investigation of associations with urogenital carcinoma. Vet Microbiol 114:94–103. Keefe GP. 1997. Streptococcus agalactiae mastitis: A review. Can Vet J 38:429–437. Kreuder C, Miller MA, Jessup DA, Lowenstein LJ, Harris MD, Ames JA, Carpenter TE, Conrad PA, Mazet JAK. 2003. Patterns of mortality in southern sea otters (Enhydra lutris nereis) from 1998–2001. J Wildl Dis 39:495–509. Kusuda R, Kawai K. 1982. Characteristics of Streptococcus sp. pathogenic to yellowtail. Fish Pathol 17:11–16. Lamm CG, Ferguson AC, Lehenbauer TW, Love BC. 2010. Streptococcal infection in dogs: A retrospective study of 393 cases. Vet Pathol 47:387. Libertin CR, Hermans PE, Washington JA. 1985. Beta-hemolytic group F streptococcal bacteremia: A study and review of the literature.

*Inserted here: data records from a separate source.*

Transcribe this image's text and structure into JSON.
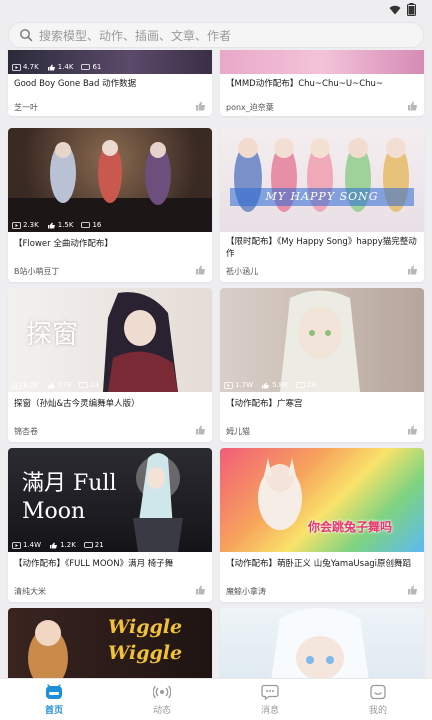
{
  "search": {
    "placeholder": "搜索模型、动作、插画、文章、作者"
  },
  "feed": {
    "cards": [
      {
        "title": "Good Boy Gone Bad 动作数据",
        "author": "芝一叶",
        "stats": [
          "4.7K",
          "1.4K",
          "61"
        ]
      },
      {
        "title": "【MMD动作配布】Chu~Chu~U~Chu~",
        "author": "ponx_迫奈葉",
        "stats": [
          "",
          "",
          ""
        ]
      },
      {
        "title": "【Flower 全曲动作配布】",
        "author": "B站小萌豆丁",
        "stats": [
          "2.3K",
          "1.5K",
          "16"
        ]
      },
      {
        "title": "【限时配布】《My Happy Song》happy猫完整动作",
        "author": "祇小涵儿",
        "stats": [
          "",
          "",
          ""
        ],
        "overlay_text": "MY HAPPY SONG"
      },
      {
        "title": "探窗（孙灿&古今灵编舞单人版）",
        "author": "锦杏卷",
        "stats": [
          "9.2K",
          "578",
          "23"
        ],
        "overlay_text": "探窗"
      },
      {
        "title": "【动作配布】广寒宫",
        "author": "姆儿猫",
        "stats": [
          "1.7W",
          "5.8K",
          "24"
        ]
      },
      {
        "title": "【动作配布】《FULL MOON》满月  椅子舞",
        "author": "清纯大米",
        "stats": [
          "1.4W",
          "1.2K",
          "21"
        ],
        "overlay_text": "滿月 Full Moon"
      },
      {
        "title": "【动作配布】萌卧正义 山兔YamaUsagi原创舞蹈",
        "author": "魔鲸小拿涛",
        "stats": [
          "",
          "",
          ""
        ],
        "overlay_text": "你会跳兔子舞吗"
      },
      {
        "title": "",
        "author": "",
        "stats": [
          "",
          "",
          ""
        ],
        "overlay_text": "Wiggle Wiggle"
      },
      {
        "title": "",
        "author": "",
        "stats": [
          "",
          "",
          ""
        ]
      }
    ]
  },
  "nav": {
    "items": [
      {
        "label": "首页",
        "icon": "home-icon",
        "active": true
      },
      {
        "label": "动态",
        "icon": "broadcast-icon",
        "active": false
      },
      {
        "label": "消息",
        "icon": "message-icon",
        "active": false
      },
      {
        "label": "我的",
        "icon": "profile-icon",
        "active": false
      }
    ]
  },
  "colors": {
    "accent": "#1e90d8",
    "background": "#eeeef0",
    "card": "#ffffff"
  }
}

Rev Infect Dis 7:498–503. Miller MA, Byrne BA, Yang SS, Dodd EM, Dorfmeier E, Harris MD, Ames JA, Paradies D, Worcester K, Jessup DA, et al. 2010. Enteric bacterial pathogen detection in southern sea otters (Enhydra lutris nereis) is associated with coastal urbanization and freshwater runoff. Vet Res 41:1–12. Romalde JL, Ravelo C, Valdes I, Margarinos B, Del La Fuente E, San Martin C, Avendano-Herrera R, Toranzo AE. 2008. Streptococcus phocae, an emerging pathogen for Salmonid culture. Vet Microbiol 130:198–207. Skaar I, Gaustad P, Tonjum T, Holm B, Stenwig H. 1994. Streptococcus phocae sp. nov., a new species isolated from clinical specimens from seals. Int J Syst Bacteriol 44:646–650. Staedler M, Riedman M. 1993. Fatal mating injuries in female sea otters (Enhydra lutris nereis). Mammalia 57:135–139. Tillman PC, Dodson ND, Indiveri M. 1982. Group G streptococcal epizootic in a closed cat colony. J Clin Microbiol 16:1057–1060. Tinker, T, Hatfield, B, Harris M, Ames J. 2015. Dramatic increase in sea otter mortality from white sharks in California. Marine Mammal Science doi: 10.1111/mms.12261. Vossen A, Abdulmawjood A, Lämmler C, Weiß R, Siebert U. 2004. Identification and molecular characterization of beta-hemolytic streptococci isolated from harbor seals (Phoca vitulina) and grey seals (Halichoerus grypus) of the German North and Baltic seas. J Clin Microbiol 42:469–473. White CP, Jewer DD. 2009. Seal finger: A case report and review of the literature. Can J Plast Surg 17:133–135. Submitted for publication 20 February 2015. Accepted 5 June 2015.


Suggest Documents